Hours before sunrise on Saturday, December, the United States Senate passed the widely unpopular Republican tax bill by a vote of 51-49. The final version of the controversial bill was distributed to senators around 7pm on Friday evening, leaving virtually no time for them to review it and debate before it was brought up for a vote just before 2am.
As expected, the legislation received no support from Democratic senators. The Tax Cuts and Jobs Act, which is driven by the urge to lower taxes on businesses, would permanently lower the tax rate on corporations from 35% to 20%, while also providing rate reductions on individuals which contrary to the corporate tax breaks, would expire after 2025. The new corporate tax rate would go into effect in 2019, putting the U.S. corporate tax rate at a lower level than numerous other nations. Additionally, the bill allows companies to relocate back to the United States any money that they currently have in accounts abroad at a substantially low tax rate of 14.5%. Lastly, the tax system on businesses would shift from a worldwide system in which U.S. businesses are taxed on all income earned globally to a territorial system in which, companies are taxed specifically on their income in the United States.

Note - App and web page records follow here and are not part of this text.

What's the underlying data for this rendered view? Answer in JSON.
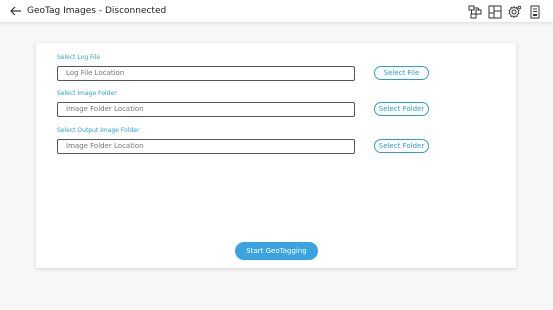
{
  "header": {
    "title": "GeoTag Images - Disconnected",
    "icons": [
      "back-arrow-icon",
      "network-icon",
      "layout-icon",
      "settings-icon",
      "report-icon"
    ]
  },
  "form": {
    "log_file": {
      "label": "Select Log File",
      "placeholder": "Log File Location",
      "button": "Select File"
    },
    "image_folder": {
      "label": "Select Image Folder",
      "placeholder": "Image Folder Location",
      "button": "Select Folder"
    },
    "output_folder": {
      "label": "Select Output Image Folder",
      "placeholder": "Image Folder Location",
      "button": "Select Folder"
    },
    "start_button": "Start GeoTagging"
  },
  "colors": {
    "accent": "#2a9fd6",
    "start_button_bg": "#3aa3e0",
    "page_bg": "#f7f7f7",
    "card_bg": "#ffffff"
  }
}
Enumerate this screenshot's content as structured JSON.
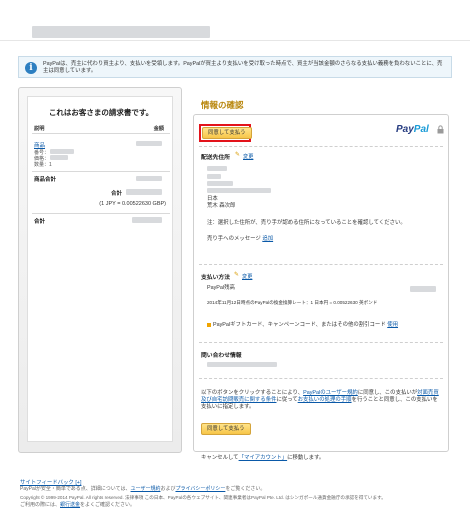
{
  "notice": {
    "text": "PayPalは、売主に代わり買主より、支払いを受領します。PayPalが買主より支払いを受け取った時点で、買主が当該金額のさらなる支払い義務を負わないことに、売主は同意しています。"
  },
  "summary": {
    "title": "これはお客さまの請求書です。",
    "col_description": "説明",
    "col_amount": "金額",
    "item_name": "商品",
    "item_number_label": "番号：",
    "item_price_label": "価格：",
    "item_quantity": "数量：1",
    "subtotal_label": "商品合計",
    "total_label": "合計",
    "exchange_rate": "(1 JPY = 0.00522630 GBP)",
    "grand_total_label": "合計"
  },
  "main": {
    "title": "情報の確認",
    "pay_button_top": "同意して支払う",
    "paypal_logo_a": "Pay",
    "paypal_logo_b": "Pal",
    "shipping": {
      "title": "配送先住所",
      "edit": "変更",
      "country": "日本",
      "name_line": "荒木 森次郎",
      "note": "注：選択した住所が、売り手が認める住所になっていることを確認してください。",
      "message_label": "売り手へのメッセージ",
      "message_link": "追加"
    },
    "payment": {
      "title": "支払い方法",
      "edit": "変更",
      "method": "PayPal残高",
      "conversion": "2014年11月12日時点のPayPalの換金換算レート：1 日本円 = 0.00522630 英ポンド",
      "gift_text": "PayPalギフトカード、キャンペーンコード、またはその他の割引コード",
      "gift_link": "使用"
    },
    "contact": {
      "title": "問い合わせ情報"
    },
    "agreement": {
      "prefix": "以下のボタンをクリックすることにより、",
      "link1": "PayPalのユーザー規約",
      "mid1": "に同意し、この支払いが",
      "link2": "対面売買及び自宅訪問販売に関する条件",
      "mid2": "に従って",
      "link3": "お支払いの処理の手順",
      "suffix": "を行うことと同意し、この支払いを支払いに指定します。"
    },
    "pay_button_bottom": "同意して支払う"
  },
  "cancel": {
    "prefix": "キャンセルして",
    "link": "「マイアカウント」",
    "suffix": "に移動します。"
  },
  "footer": {
    "feedback": "サイトフィードバック",
    "feedback_mark": "[+]",
    "privacy_prefix": "PayPalが安全・簡単である点、詳細については、",
    "privacy_link1": "ユーザー規約",
    "privacy_mid": "および",
    "privacy_link2": "プライバシーポリシー",
    "privacy_suffix": "をご覧ください。",
    "copyright": "Copyright © 1999-2014 PayPal. All rights reserved. 法律事項 この日本、PayPalの各ウェブサイト、関連事業者はPayPal Pte. Ltd. はシンガポール通貨金融庁の承認を得ています。",
    "consumer_prefix": "ご利用の際には、",
    "consumer_link": "銀行送金",
    "consumer_suffix": "をよくご確認ください。"
  }
}
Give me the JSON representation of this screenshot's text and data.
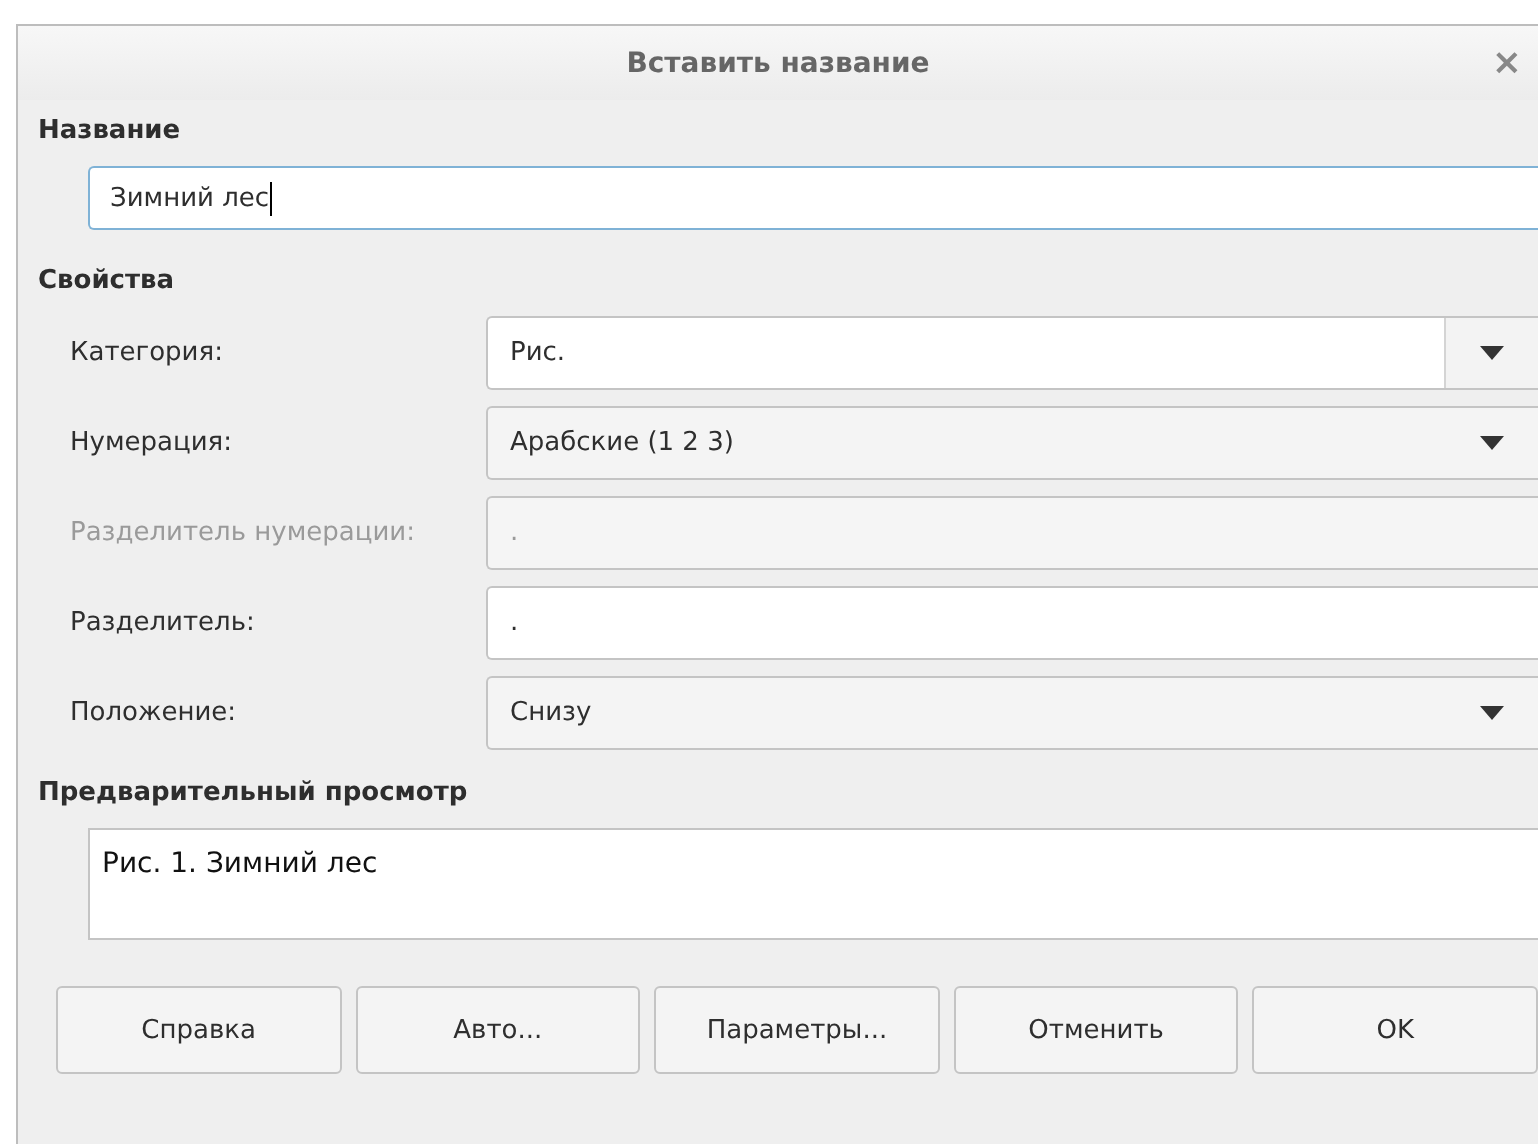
{
  "window": {
    "title": "Вставить название",
    "close": "×"
  },
  "caption": {
    "heading": "Название",
    "value": "Зимний лес"
  },
  "properties": {
    "heading": "Свойства",
    "rows": [
      {
        "kind": "combo-edit",
        "label": "Категория:",
        "value": "Рис.",
        "disabled": false
      },
      {
        "kind": "combo",
        "label": "Нумерация:",
        "value": "Арабские (1 2 3)",
        "disabled": false
      },
      {
        "kind": "edit",
        "label": "Разделитель нумерации:",
        "value": ".",
        "disabled": true
      },
      {
        "kind": "edit",
        "label": "Разделитель:",
        "value": ".",
        "disabled": false
      },
      {
        "kind": "combo",
        "label": "Положение:",
        "value": "Снизу",
        "disabled": false
      }
    ]
  },
  "preview": {
    "heading": "Предварительный просмотр",
    "text": "Рис. 1. Зимний лес"
  },
  "buttons": [
    "Справка",
    "Авто...",
    "Параметры...",
    "Отменить",
    "OK"
  ]
}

Although the bill’s main function was to reform the nation’s tax code, it is far from just a tax bill. The bill would usher in devastating changes to the healthcare system, leaving an estimated 13 million Americans without insurance. The signature change to current healthcare law is the repeal of the individual health insurance mandate. Americans would no longer be susceptible to a penalty if they choose not to purchase health insurance. The Congressional Budget Office predicts that as a result, health insurance premiums will increase by an approximately 10 percent each year, resulting in 4 million Americans dropping their health insurance by 2019 and a whopping 13 million by 2027. The elimination if the individual mandate is a precursor for future strategic attacks on the Affordable Care Act in an attempt to eventually repeal the law completely.
We would also see an elimination of the popular and highly utilized State and Local Tax deduction (SALT). As a compromise, taxpayers will still be able to deduct up to $10,000 in property taxes. The state of Maryland, which has the highest percentage of taxpayers that claim the deduction will suffer greatly as result. Under this legislation, the top tax rate for the wealthy would decrease from 39.6 percent to 38.5 percent. The nation’s wealthiest citizens will be allowed to continue deducting their contributions to charity and under this plan, more families will become exempt from paying the estate tax when they transfer property and/or other inheritance. In order to soften the backlash from the elimination of the State and Local Tax deduction, the bill increases the standard deduction and child tax credit however, the personal exemption will be eliminated. Currently, Americans are allowed to deduct $4,050 as a “personal exemption” for themselves, their spouse and each dependent. The standard deduction will be expanded so the first $24,000 in earnings for a married couple and $12,000 for individuals won’t be taxed. The child tax credit will increase from $1,000 to $2,000.
While the legislation helps some Americans, it leaves far more behind. AARP has voiced its displeasure with the proposal, stating that it would raise taxes on over a million seniors by the year 2019 as a consequence of the changes to credits and deductions. This tax bill has been hailed as a gift for the wealthiest Americans and large corporations at the expense of the middle class and low-income families and it truly lives up to this characterization. The legislation undermines a great deal of the progressive strides that were made during the Obama administration. It adversely affects every demographic of our nation, from the youngest citizens to our most senior, further enabling the socioeconomic divisiveness or “classism,” that has been woven into the fabric of our country since its inception.